PROMPT »
Look for the string "Memory" in the material below. Copy every line where you find it.

PROVIDED INFORMATION »
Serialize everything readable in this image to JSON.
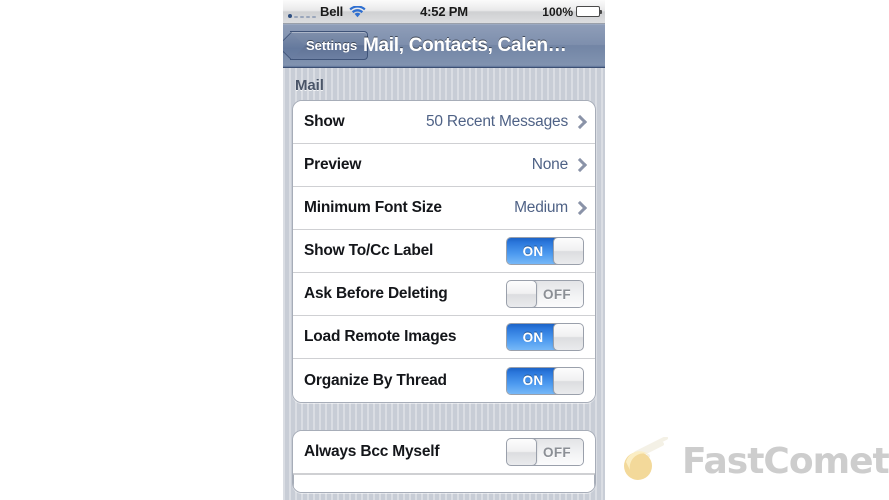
{
  "status_bar": {
    "carrier": "Bell",
    "wifi_icon": "wifi-icon",
    "time": "4:52 PM",
    "battery_percent": "100%",
    "battery_icon": "battery-full-icon",
    "signal_icon": "signal-dots-icon"
  },
  "nav_bar": {
    "back_label": "Settings",
    "title": "Mail, Contacts, Calen…"
  },
  "sections": [
    {
      "header": "Mail",
      "rows": [
        {
          "label": "Show",
          "type": "disclosure",
          "value": "50 Recent Messages"
        },
        {
          "label": "Preview",
          "type": "disclosure",
          "value": "None"
        },
        {
          "label": "Minimum Font Size",
          "type": "disclosure",
          "value": "Medium"
        },
        {
          "label": "Show To/Cc Label",
          "type": "switch",
          "value": "ON",
          "state": "on"
        },
        {
          "label": "Ask Before Deleting",
          "type": "switch",
          "value": "OFF",
          "state": "off"
        },
        {
          "label": "Load Remote Images",
          "type": "switch",
          "value": "ON",
          "state": "on"
        },
        {
          "label": "Organize By Thread",
          "type": "switch",
          "value": "ON",
          "state": "on"
        }
      ]
    },
    {
      "header": "",
      "rows": [
        {
          "label": "Always Bcc Myself",
          "type": "switch",
          "value": "OFF",
          "state": "off"
        }
      ]
    }
  ],
  "watermark": {
    "text": "FastComet",
    "logo_icon": "comet-icon"
  },
  "colors": {
    "accent_blue": "#2c78dc",
    "nav_bar": "#7e8fad",
    "value_text": "#4f6286",
    "background": "#c8cdd6",
    "battery_green": "#6dc52c",
    "watermark_gray": "#cdcdcd",
    "watermark_yellow": "#f7dd9a"
  }
}
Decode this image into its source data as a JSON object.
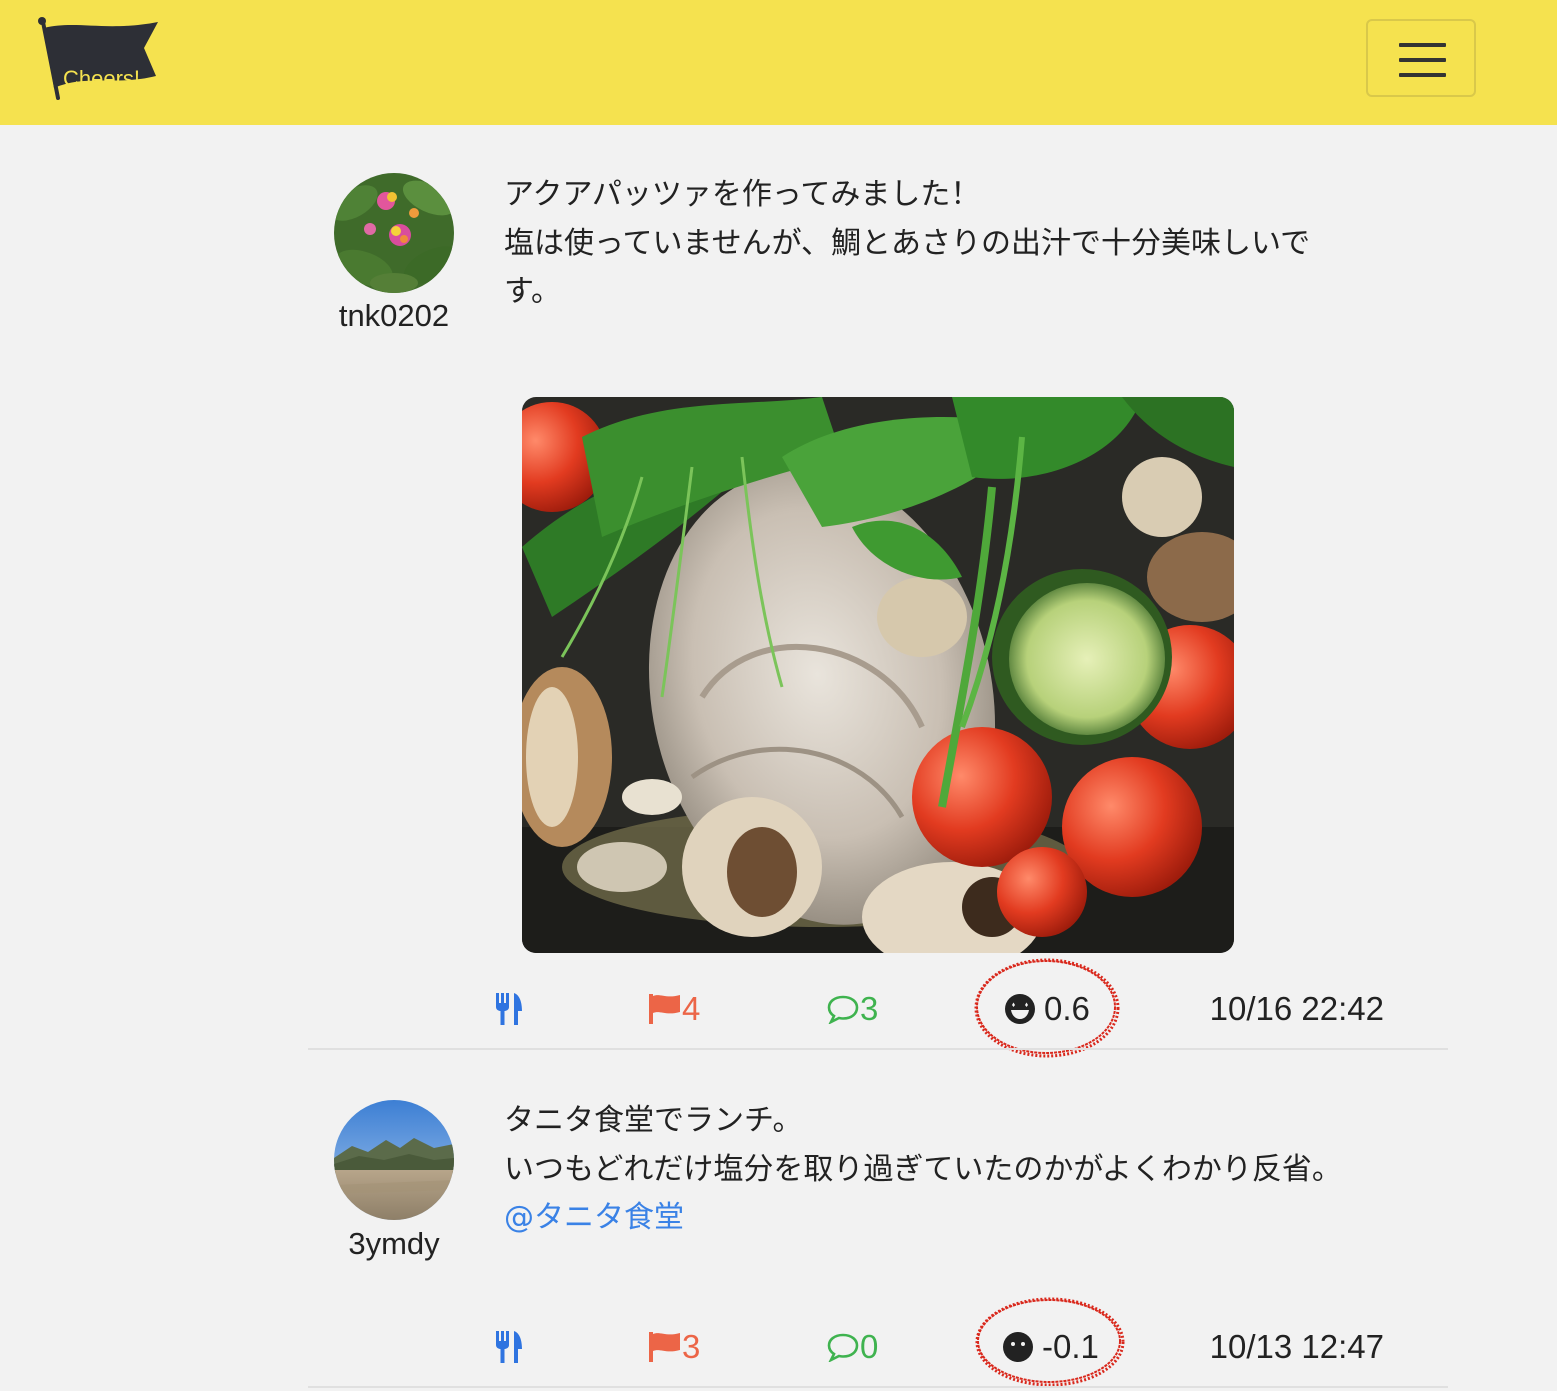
{
  "navbar": {
    "brand_text": "Cheers!",
    "brand_icon": "flag-logo",
    "menu_icon": "hamburger-icon",
    "background_color": "#f5e24f"
  },
  "posts": [
    {
      "username": "tnk0202",
      "text_lines": [
        "アクアパッツァを作ってみました！",
        "塩は使っていませんが、鯛とあさりの出汁で十分美味しいで",
        "す。"
      ],
      "mention": "",
      "has_photo": true,
      "photo_subject": "acqua pazza",
      "actions": {
        "fork_icon": "fork-knife-icon",
        "flag_count": "4",
        "comment_count": "3",
        "mood_icon": "grinning-star-eyes-icon",
        "mood_score": "0.6",
        "timestamp": "10/16 22:42"
      }
    },
    {
      "username": "3ymdy",
      "text_lines": [
        "タニタ食堂でランチ。",
        "いつもどれだけ塩分を取り過ぎていたのかがよくわかり反省。"
      ],
      "mention": "@タニタ食堂",
      "has_photo": false,
      "actions": {
        "fork_icon": "fork-knife-icon",
        "flag_count": "3",
        "comment_count": "0",
        "mood_icon": "neutral-face-icon",
        "mood_score": "-0.1",
        "timestamp": "10/13 12:47"
      }
    }
  ],
  "colors": {
    "flag": "#ec6547",
    "comment": "#3fb34f",
    "fork": "#2f74e0",
    "mention": "#3a82e6",
    "annotation_circle": "#d9281c"
  }
}
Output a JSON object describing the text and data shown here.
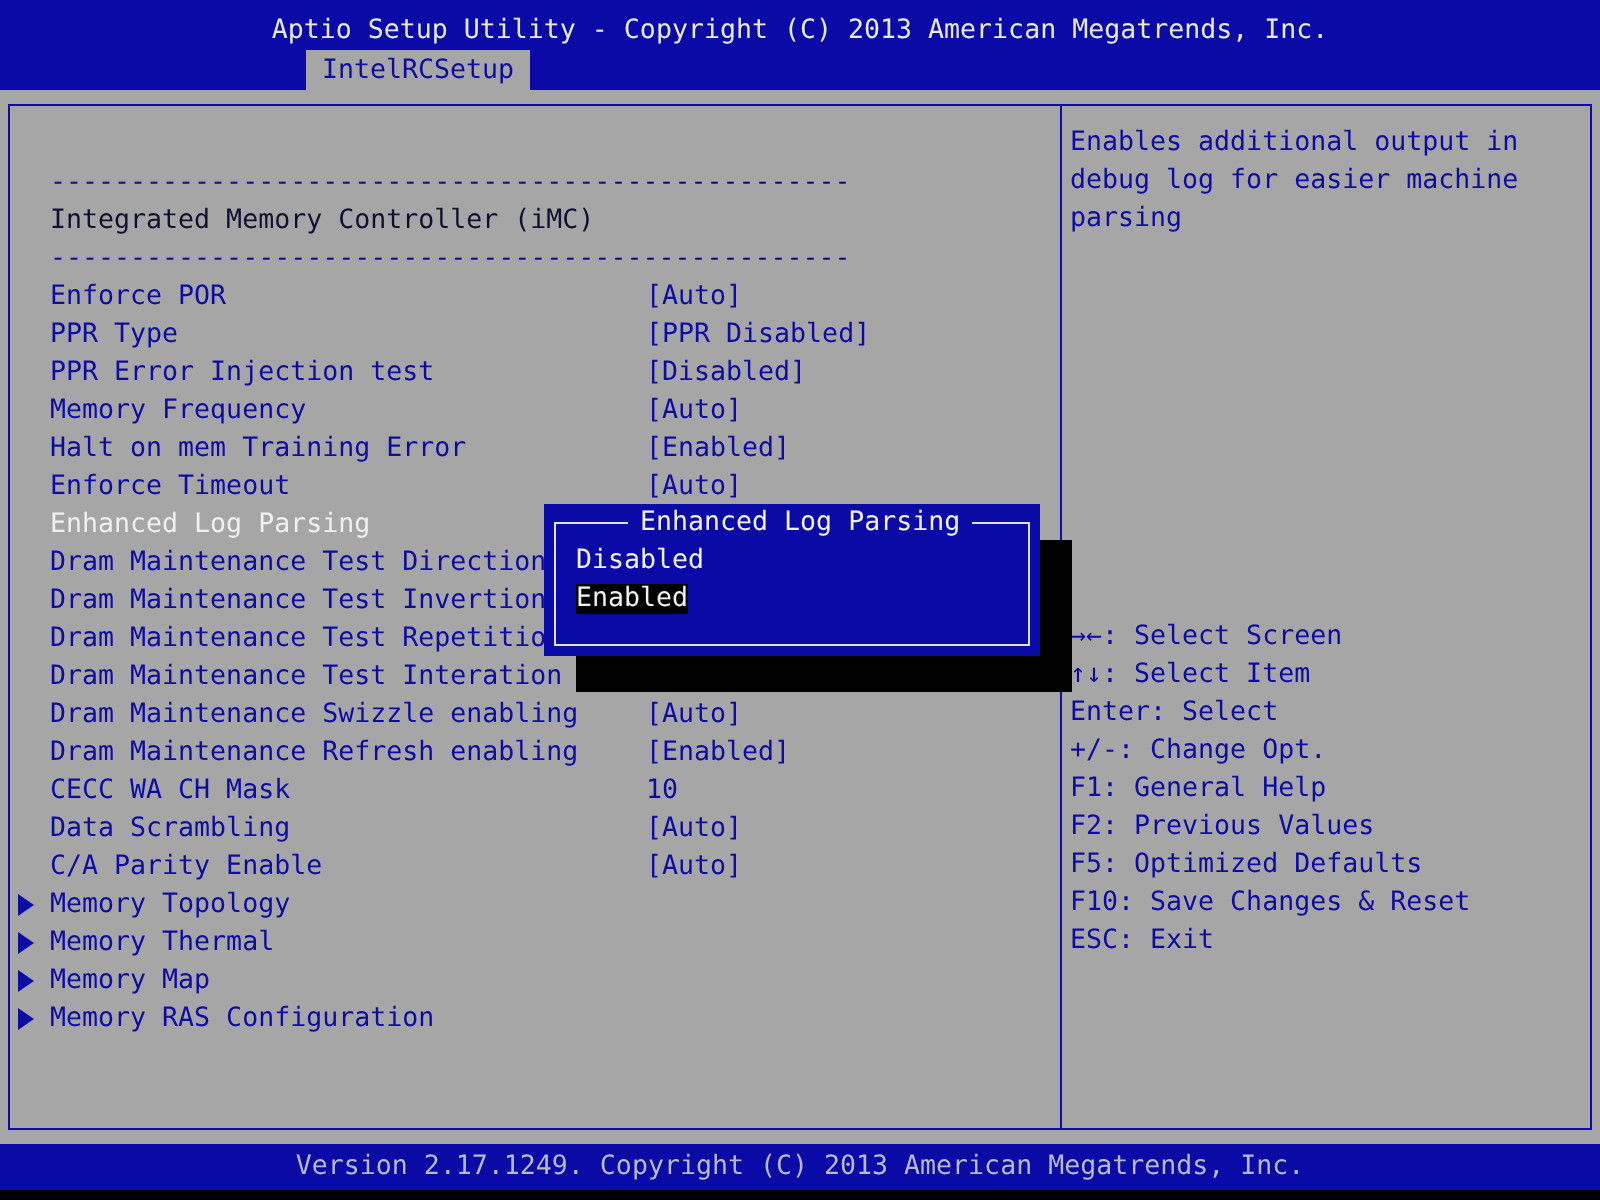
{
  "header": {
    "title": "Aptio Setup Utility - Copyright (C) 2013 American Megatrends, Inc.",
    "tabs": [
      {
        "label": "IntelRCSetup",
        "selected": true
      }
    ]
  },
  "items": [
    {
      "kind": "divider",
      "text": "--------------------------------------------------"
    },
    {
      "kind": "heading",
      "text": "Integrated Memory Controller (iMC)"
    },
    {
      "kind": "divider",
      "text": "--------------------------------------------------"
    },
    {
      "kind": "setting",
      "label": "Enforce POR",
      "value": "[Auto]",
      "selected": false
    },
    {
      "kind": "setting",
      "label": "PPR Type",
      "value": "[PPR Disabled]",
      "selected": false
    },
    {
      "kind": "setting",
      "label": "PPR Error Injection test",
      "value": "[Disabled]",
      "selected": false
    },
    {
      "kind": "setting",
      "label": "Memory Frequency",
      "value": "[Auto]",
      "selected": false
    },
    {
      "kind": "setting",
      "label": "Halt on mem Training Error",
      "value": "[Enabled]",
      "selected": false
    },
    {
      "kind": "setting",
      "label": "Enforce Timeout",
      "value": "[Auto]",
      "selected": false
    },
    {
      "kind": "setting",
      "label": "Enhanced Log Parsing",
      "selected": true
    },
    {
      "kind": "setting",
      "label": "Dram Maintenance Test Direction",
      "selected": false
    },
    {
      "kind": "setting",
      "label": "Dram Maintenance Test Invertion",
      "selected": false
    },
    {
      "kind": "setting",
      "label": "Dram Maintenance Test Repetitio",
      "selected": false
    },
    {
      "kind": "setting",
      "label": "Dram Maintenance Test Interation",
      "selected": false
    },
    {
      "kind": "setting",
      "label": "Dram Maintenance Swizzle enabling",
      "value": "[Auto]",
      "selected": false
    },
    {
      "kind": "setting",
      "label": "Dram Maintenance Refresh enabling",
      "value": "[Enabled]",
      "selected": false
    },
    {
      "kind": "setting",
      "label": "CECC WA CH Mask",
      "value": "10",
      "selected": false
    },
    {
      "kind": "setting",
      "label": "Data Scrambling",
      "value": "[Auto]",
      "selected": false
    },
    {
      "kind": "setting",
      "label": "C/A Parity Enable",
      "value": "[Auto]",
      "selected": false
    },
    {
      "kind": "submenu",
      "label": "Memory Topology",
      "selected": false
    },
    {
      "kind": "submenu",
      "label": "Memory Thermal",
      "selected": false
    },
    {
      "kind": "submenu",
      "label": "Memory Map",
      "selected": false
    },
    {
      "kind": "submenu",
      "label": "Memory RAS Configuration",
      "selected": false
    }
  ],
  "popup": {
    "title": "Enhanced Log Parsing",
    "options": [
      {
        "label": "Disabled",
        "selected": false
      },
      {
        "label": "Enabled",
        "selected": true
      }
    ]
  },
  "help": {
    "description": "Enables additional output in debug log for easier machine parsing",
    "keys": [
      "→←: Select Screen",
      "↑↓: Select Item",
      "Enter: Select",
      "+/-: Change Opt.",
      "F1: General Help",
      "F2: Previous Values",
      "F5: Optimized Defaults",
      "F10: Save Changes & Reset",
      "ESC: Exit"
    ]
  },
  "footer": "Version 2.17.1249. Copyright (C) 2013 American Megatrends, Inc."
}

OUTPUT OF THE TASK »
      "text": "Integrated Memory Controller (iMC)"
      "label": "Memory Frequency",
      "label": "Memory Topology",
      "label": "Memory Thermal",
      "label": "Memory Map",
      "label": "Memory RAS Configuration",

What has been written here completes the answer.